- NATO Kosovo Force
- Operation Enduring Freedom
- Operation Freedom’s Sentinel
- Operation Inherent Resolve
- Operation Iraqi Freedom
- Operation New Dawn
- Operation Odyssey Lightning
- Operation Spartan Shield
- U.S. Africa Command Operations
- U.S. Central Command operations
- The People Behind The Sacrifice
Army Cpl. Keith E. Essary
Died January 8, 2009 Serving During Operation Enduring Freedom
20, of Dyersburg, Tenn.; assigned to the 2nd Battalion, 2nd Infantry Regiment, 3rd Brigade Combat Team, 1st Infantry Division, Fort Hood, Texas; died Jan. 8 in Maywand, Afghanistan, of wounds sustained when his dismounted patrol was hit by an improvised explosive device. Also killed was Sgt. Joshua L. Rath.
2 Fort Hood soldiers killed in Afghan action
The Associated Press
FORT HOOD, Texas — The Pentagon identified two Fort Hood soldiers Monday as those killed in a roadside bombing in Afghanistan.
A Defense Department statement issued Monday identifies the two as 22-year-old Sgt. Joshua L. Rath of Decatur, Ala., and 20-year-old Spc. Keith E. Essary of Dyersburg, Tenn.
The statement says they died Thursday in Maywand, Afghanistan, of wounds suffered when the explosive trap hit their dismounted patrol.
They were assigned to the 2nd Battalion, 2nd Infantry Regiment, 3rd Brigade Combat Team, 1st Infantry Division at Fort Hood.
Essary graduated from Dyer County High School in 2006. He enlisted in the Army at the beginning of his senior year, the Dyersburg (Tenn.) State Gazette reported.
Essary’s family gave him a going-away party in May while he was home on leave for two weeks, and he deployed to Afghanistan the following month. He returned to Dyersburg on leave in September, and his deployment was expected to end in June, the newspaper reported.
Essary’s grandmother, Anita Essary, in whose home Essary was raised, said he was a “very strong-willed boy.”
“He pretty well always knew what he wanted to do and he loved Johnny Cash,” she told the newspaper.
Some of Essary’s friends gathered last week at his grandmother’s house to remember him.
“He was my best friend,” said Jonathan Pope, who was in JROTC with Essary. “If you saw him, you saw me, and if you saw me, you saw him. He was big-hearted, and you could have called him anytime you needed something. He always kept the mood light.”
Rath’s family was notified of his death Thursday evening at their home, The Decatur (Ala.) Daily reported.
Leroy Rath said his son’s body had arrived at Dover Air Force Base in Delaware and that he planned to fly to the base Tuesday to join his son’s body.
Rath will fly home with his son after the autopsy is completed and his body is released, which is standard procedure in the U.S. Army when soldiers are killed in battle.
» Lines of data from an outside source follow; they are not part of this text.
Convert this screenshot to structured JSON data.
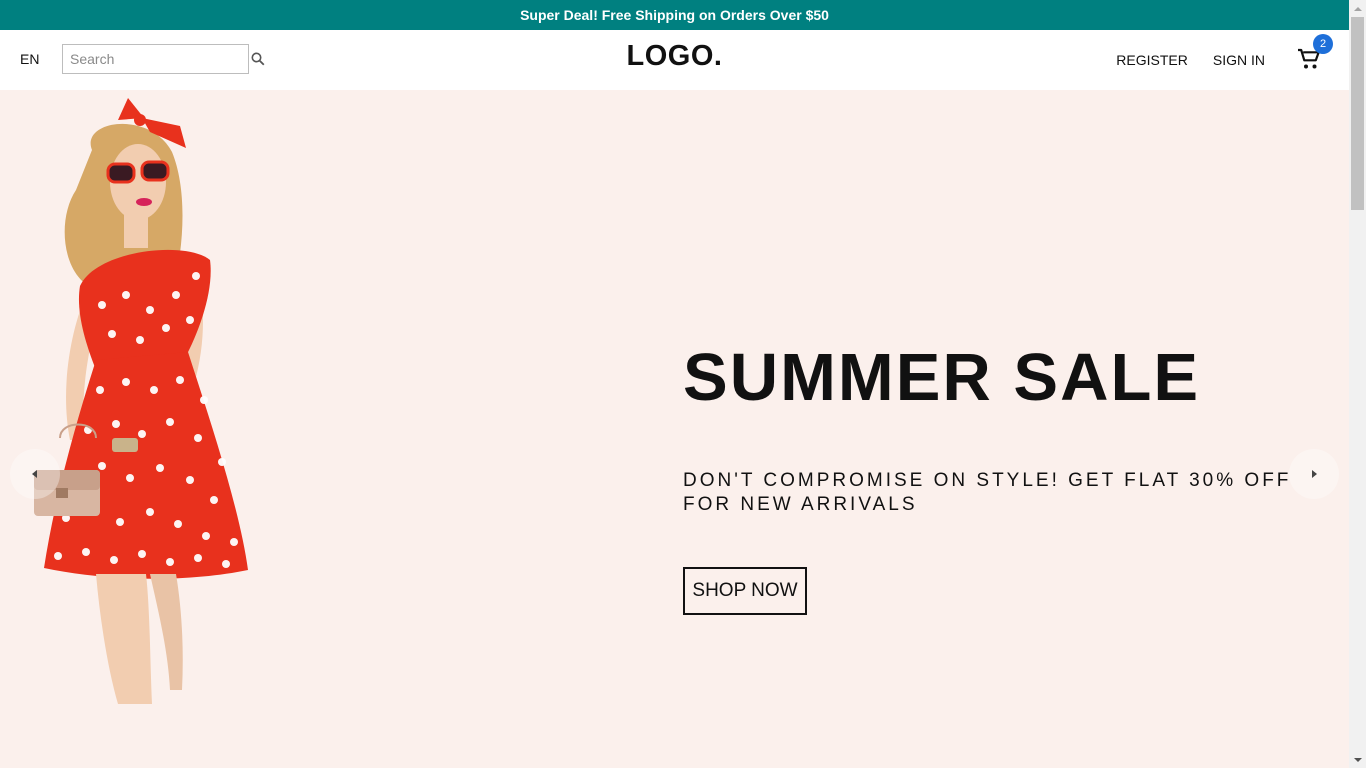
{
  "announcement": {
    "text": "Super Deal! Free Shipping on Orders Over $50"
  },
  "navbar": {
    "language": "EN",
    "search": {
      "placeholder": "Search",
      "value": ""
    },
    "logo": "LOGO.",
    "links": {
      "register": "REGISTER",
      "sign_in": "SIGN IN"
    },
    "cart": {
      "count": "2",
      "icon": "cart-icon"
    }
  },
  "hero": {
    "headline": "SUMMER SALE",
    "subheadline": "DON'T COMPROMISE ON STYLE! GET FLAT 30% OFF FOR NEW ARRIVALS",
    "cta_label": "SHOP NOW",
    "image": "model-red-polka-dot-dress"
  },
  "colors": {
    "announcement_bg": "#008080",
    "hero_bg": "#fbf0ec",
    "badge_bg": "#1e6fd9",
    "dress_red": "#e8311d"
  }
}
Their return date has not been released yet. Rath joined the Army after graduating from Austin High School in Decatur in 2004.
He was scheduled to be released from the Army in December but was deployed to Afghanistan in July.
Father, son enjoyed motorcycles
The Associated Press
Sgt. 1st Class Robert Lipker recruited Keith E. Essary, and they remained friends afterward.
“He was the greatest kid you will ever meet,” Lipker said.
“He made the perfect soldier and had a big heart. He would give you the shirt off his back. He would rather be with the folks he loved than sleep or eat.”
Essary, 20, of Dyersburg, Tenn., died Jan. 8 in Maywand, Afghanistan, when his dismounted patrol was hit by an improvised explosive device. He was a 2006 high school graduate and was assigned to Fort Hood.
“He was my best friend,” said Jonathan Pope, who was in JROTC with Essary. “He was big-hearted, and you could have called him anytime you needed something. He always kept the mood light.”
Essary had a fondness for motorcycles and liked to go riding with his father, Chuck Hall. “Every time we talked, that’s what we always talked about,” he said.
He also is survived by his grandmother, Anita Essary; his mother, Mary Beth Franks, and her husband, Tony; and his stepmother, Sheri.
“He was a good guy,” said Terry Wilson, a friend.
“He wanted us to be proud of what he was doing,” said Keith’s uncle, Monty Essary.